## What is needed:
Go through the entries below. Copy out every line that contains "الوحدة".

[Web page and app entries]
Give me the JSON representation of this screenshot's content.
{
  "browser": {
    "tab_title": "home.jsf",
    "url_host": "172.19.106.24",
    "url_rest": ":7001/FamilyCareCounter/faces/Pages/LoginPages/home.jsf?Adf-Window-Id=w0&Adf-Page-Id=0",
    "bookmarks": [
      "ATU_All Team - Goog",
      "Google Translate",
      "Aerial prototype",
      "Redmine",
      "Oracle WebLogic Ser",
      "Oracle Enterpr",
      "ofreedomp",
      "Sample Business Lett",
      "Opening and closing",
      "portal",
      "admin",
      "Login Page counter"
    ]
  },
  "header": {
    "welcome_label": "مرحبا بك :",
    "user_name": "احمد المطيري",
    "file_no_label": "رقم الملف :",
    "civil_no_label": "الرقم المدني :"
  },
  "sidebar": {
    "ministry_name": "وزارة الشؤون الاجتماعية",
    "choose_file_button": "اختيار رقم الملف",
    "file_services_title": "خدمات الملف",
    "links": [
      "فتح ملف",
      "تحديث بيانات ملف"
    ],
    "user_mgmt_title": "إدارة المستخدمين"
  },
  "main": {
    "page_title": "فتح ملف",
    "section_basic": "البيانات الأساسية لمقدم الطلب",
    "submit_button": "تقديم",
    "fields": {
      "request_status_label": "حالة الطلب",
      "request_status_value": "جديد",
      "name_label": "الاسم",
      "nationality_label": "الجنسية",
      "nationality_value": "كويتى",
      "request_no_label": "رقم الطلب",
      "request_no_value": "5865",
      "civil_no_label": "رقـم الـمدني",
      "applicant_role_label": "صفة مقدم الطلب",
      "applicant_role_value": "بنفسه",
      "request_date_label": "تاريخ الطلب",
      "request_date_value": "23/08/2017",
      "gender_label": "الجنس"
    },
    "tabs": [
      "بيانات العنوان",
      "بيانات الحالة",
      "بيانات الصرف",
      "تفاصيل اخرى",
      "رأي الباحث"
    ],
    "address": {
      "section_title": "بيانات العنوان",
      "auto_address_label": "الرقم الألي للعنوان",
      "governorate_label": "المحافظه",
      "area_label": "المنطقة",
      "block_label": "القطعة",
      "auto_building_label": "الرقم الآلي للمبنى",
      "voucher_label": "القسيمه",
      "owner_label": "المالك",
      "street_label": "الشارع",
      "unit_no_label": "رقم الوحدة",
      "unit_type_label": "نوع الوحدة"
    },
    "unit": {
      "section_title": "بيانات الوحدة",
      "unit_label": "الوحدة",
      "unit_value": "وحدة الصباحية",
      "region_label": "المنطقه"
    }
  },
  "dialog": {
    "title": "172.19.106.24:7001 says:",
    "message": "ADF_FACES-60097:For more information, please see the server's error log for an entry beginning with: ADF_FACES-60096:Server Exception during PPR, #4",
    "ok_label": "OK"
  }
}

## Result of the exercise:
      "unit_no_label": "رقم الوحدة",
      "unit_type_label": "نوع الوحدة"
      "section_title": "بيانات الوحدة",
      "unit_label": "الوحدة",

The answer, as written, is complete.